FDA Explains Timetable and Procedure for Electronic Submissions

The FDA has released the timetable and regulatory plan for its electronic submission requirements as well as the procedure for certain electronic submissions under section 745(a) of the federal Food, Drug, and Cosmetic Act (FDC Act) (21 U.S.C. § 379k–1). The FDA made the information available through two finalized guidances, one (79 FR 75570) explaining which types of submissions must be made electronically, when they must be submitted, and how the FDA will implement specific requirements related to electronic submission, and another (79 FR 75568) establishing standards for electronic data submission.

Electronic Submission

Under Section 745A(a) of the Federal Food, Drug, and Cosmetic Act (FDC Act) (21 U.S.C. § 355), the FDA is authorized to require electronic submission of certain content that sponsors and applicants submit to the agency. The FDA determined that because the specific electronic formats and submission types were too numerous to be contained in a single document, the agency decided to implement Section 745(a) through a series of guidances. At least 24 months after the FDA issues a final guidance specifying a type of information requiring electronic submission, the content must be submitted to the FDA electronically. The FDA plans to  “periodically issue guidances specifying the electronic format for types of submissions to new drug applications (NDAs), abbreviated new drug applications (ANDAs), biologics license applications (BLAs), and investigational new drug applications (INDs).”

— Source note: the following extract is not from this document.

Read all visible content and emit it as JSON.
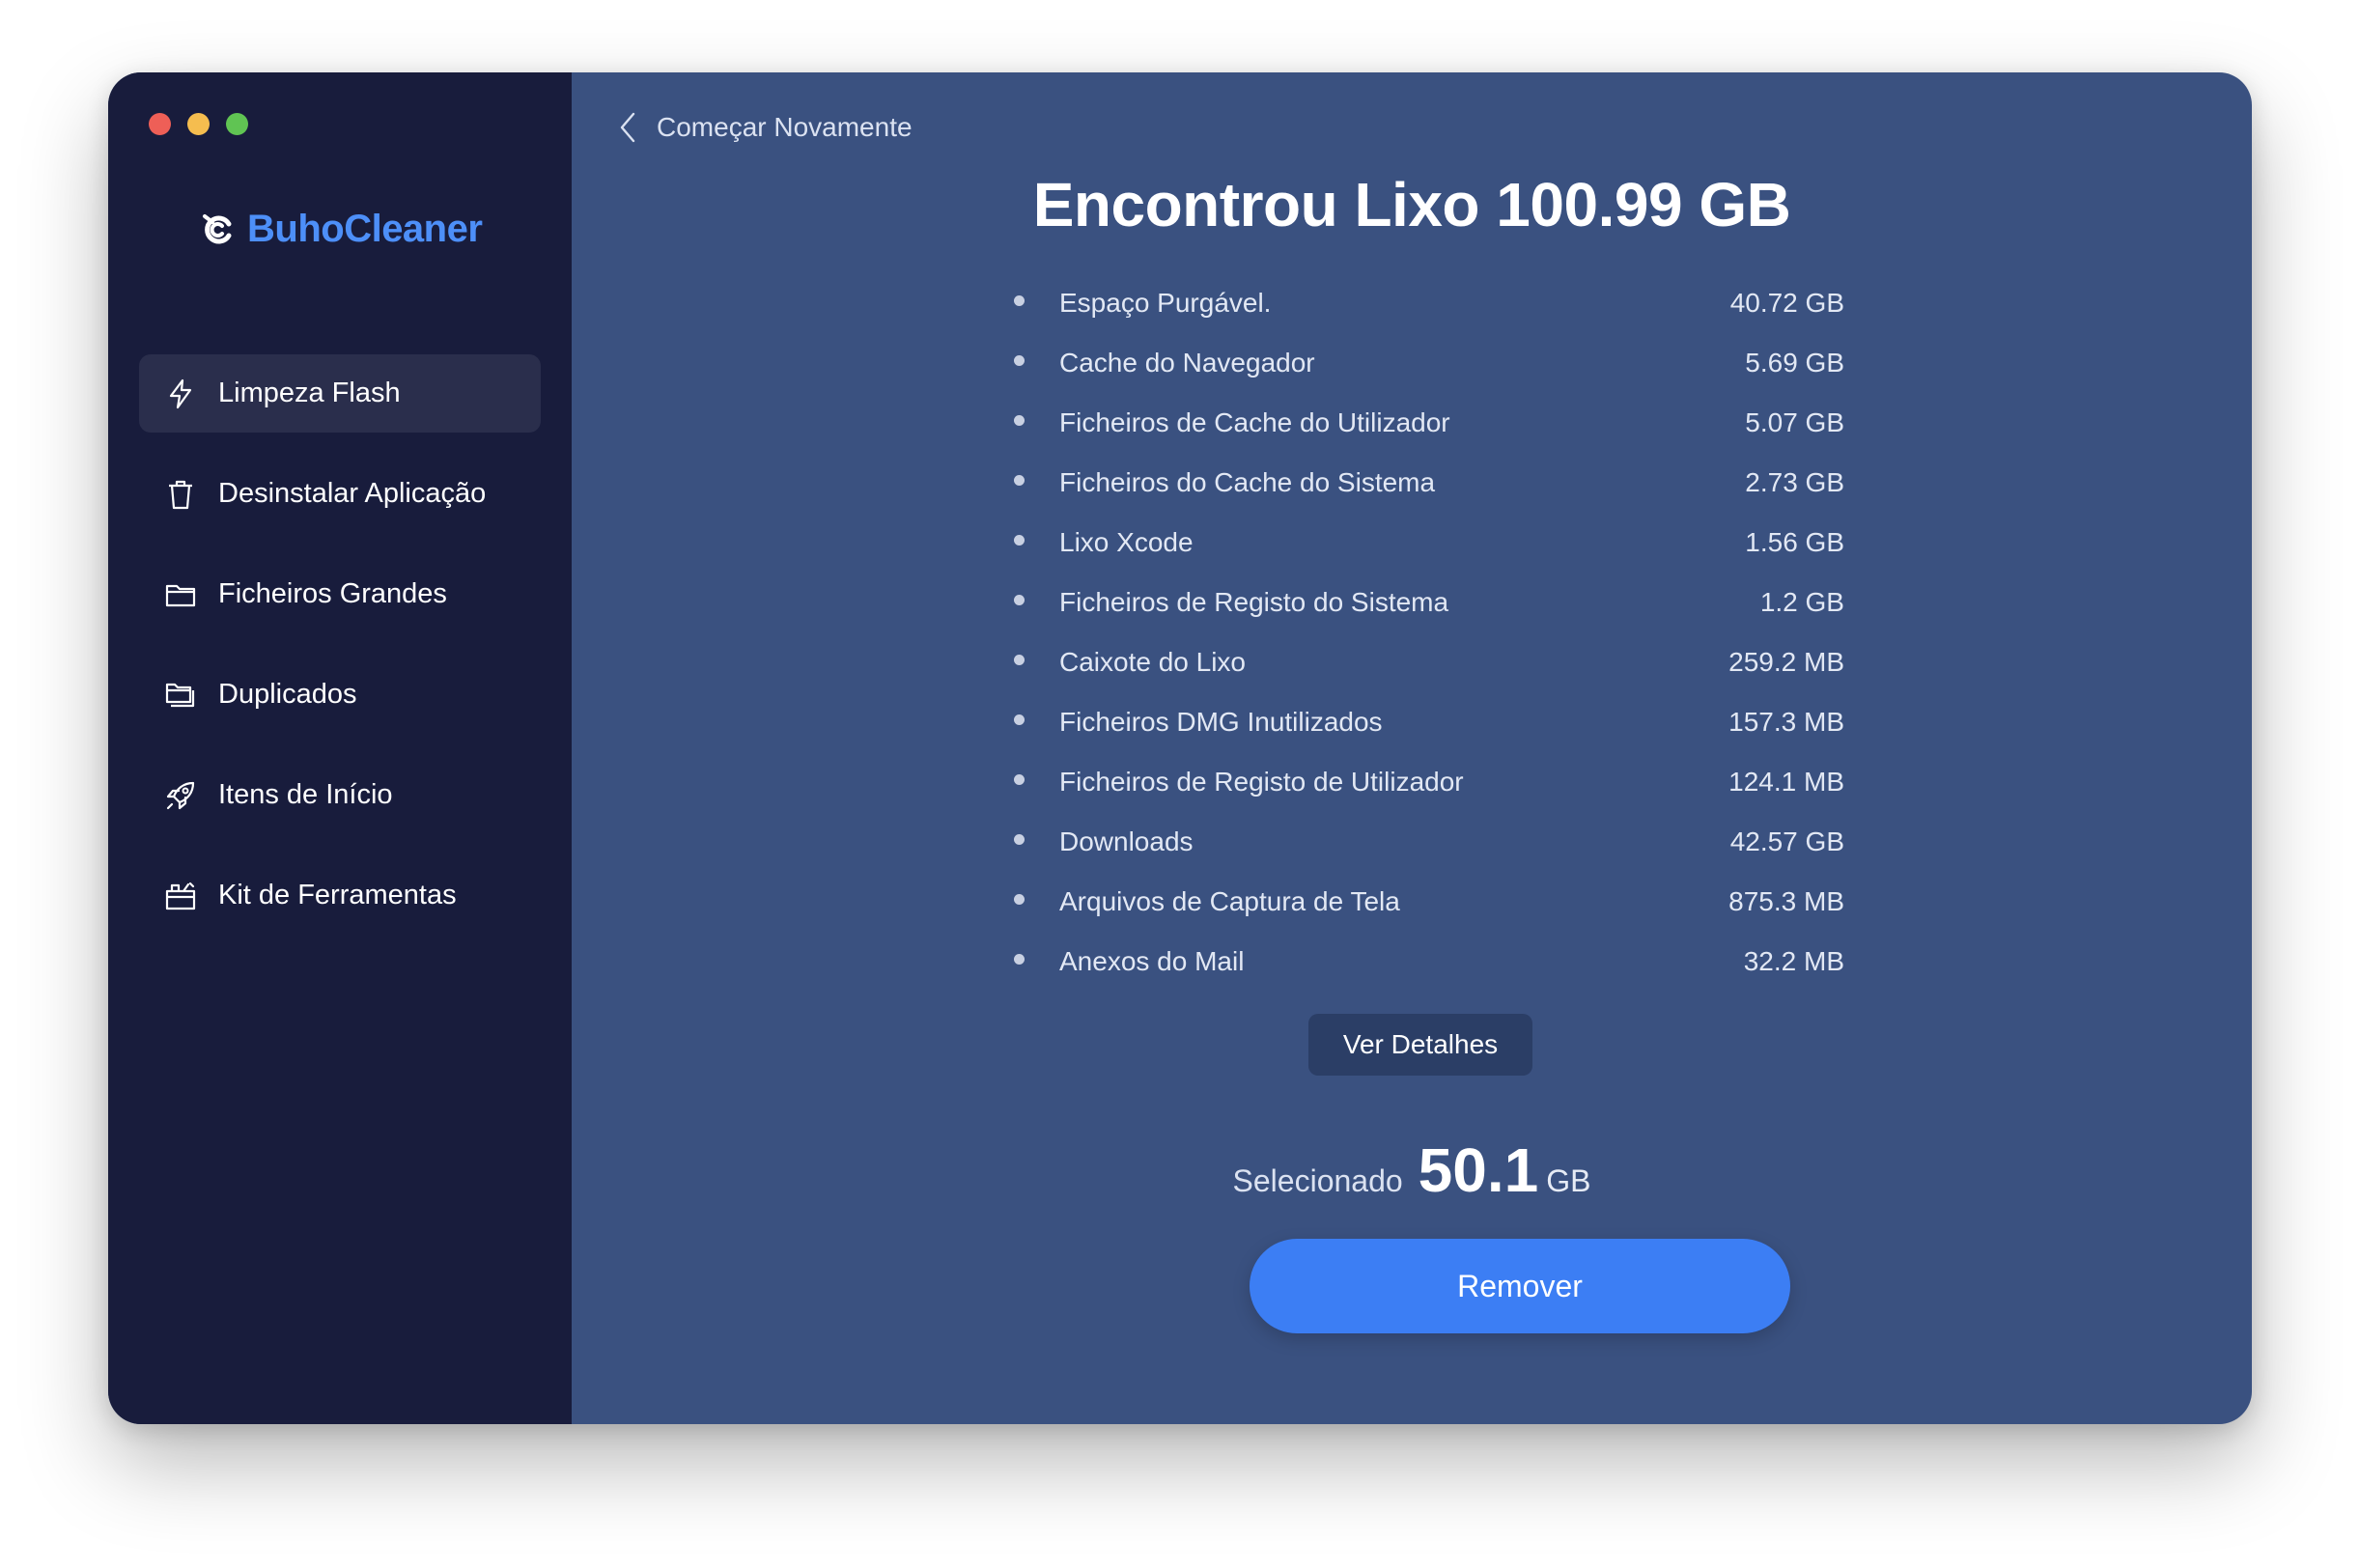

The procedural guidance sets out the FDA’s interpretation of the scope of Section 745(a) as well as waivers and exemptions that will apply to certain submission types. Additionally, the guidance sets out a timetable explaining the FDA’s plan for implementing the electronic submission requirements. In addition to requiring that INDs, ANDAs, BLAs, and NDAs be electronically submitted, Section 745(a) also requires that amendments, supplements, and reports related to those submissions must be electronically submitted as well. The guidance indicates that while only noncommercial INDs are currently exempt from the electronic submission requirements, the FDA may discuss additional exemptions in individual guidances for specific submissions. Similarly, the FDA plans to discuss the criteria for waivers in the upcoming individual guidances for specific submissions.

Specific Requirements

The FDA indicates that “individual draft guidances will be developed to specify the electronic formats, subject matter, and scope of applicability for submissions under Section 745A(a). Those draft guidances will be published in the Federal Register and subject to a comment period. After review and revision, the final version of the guidance will be published and will indicate the “date on which the new electronic submission formats specified in the guidance will be required for the submission types identified in the guidance document.” The guidance provides examples to help explain to sponsors and applicants how the FDA plans to interpret the timing and implementation of the new formats.

Study Data

The other final guidance released by the FDA details the specifics of electronic submission requirements for study data contained in NDAs, ANDAs, BLAs, and INDs. The FDA indicates that study data must be submitted in a form that the FDA can process, review and archive. Accordingly, the guidance indicates that submissions of clinical and nonclinical study data should use the standards specified in the Data Standards Catalog. The FDA may refuse to file or accept submissions that do not conform to the standards specified in the Data Standards Catalog. However, according to the guidance, the FDA may grant a waiver to allow sponsors or applicants an exception from using specific versions of FDA-supported standards. The FDA guidance sets out the specific email request procedure for obtaining such a waiver.


The study data guidance also sets out exceptions to the general rule requiring studies beginning 24 months after the publication date to use FDA-supported standards. The agency indicates that updates to standards and new standards will result in the establishment of transition dates or dates when sponsors and applicants will be expected to abide by the new or revised standards in their submissions.


Additionally, the FDA made clear in both guidances that due to the authority granted to the FDA through Section 745(a), the guidances the agency issues under the section are binding and establish legally enforceable responsibilities. Congress granted “explicit authorization” to the FDA to implement the statutory electronic submission requirements of Section 745(a) in guidance form. As a result, the FDA guidances carry considerably greater authority than typical suggestive FDA guidance documents and use the imperative language “must or required” when describing the obligations of sponsors and applicants.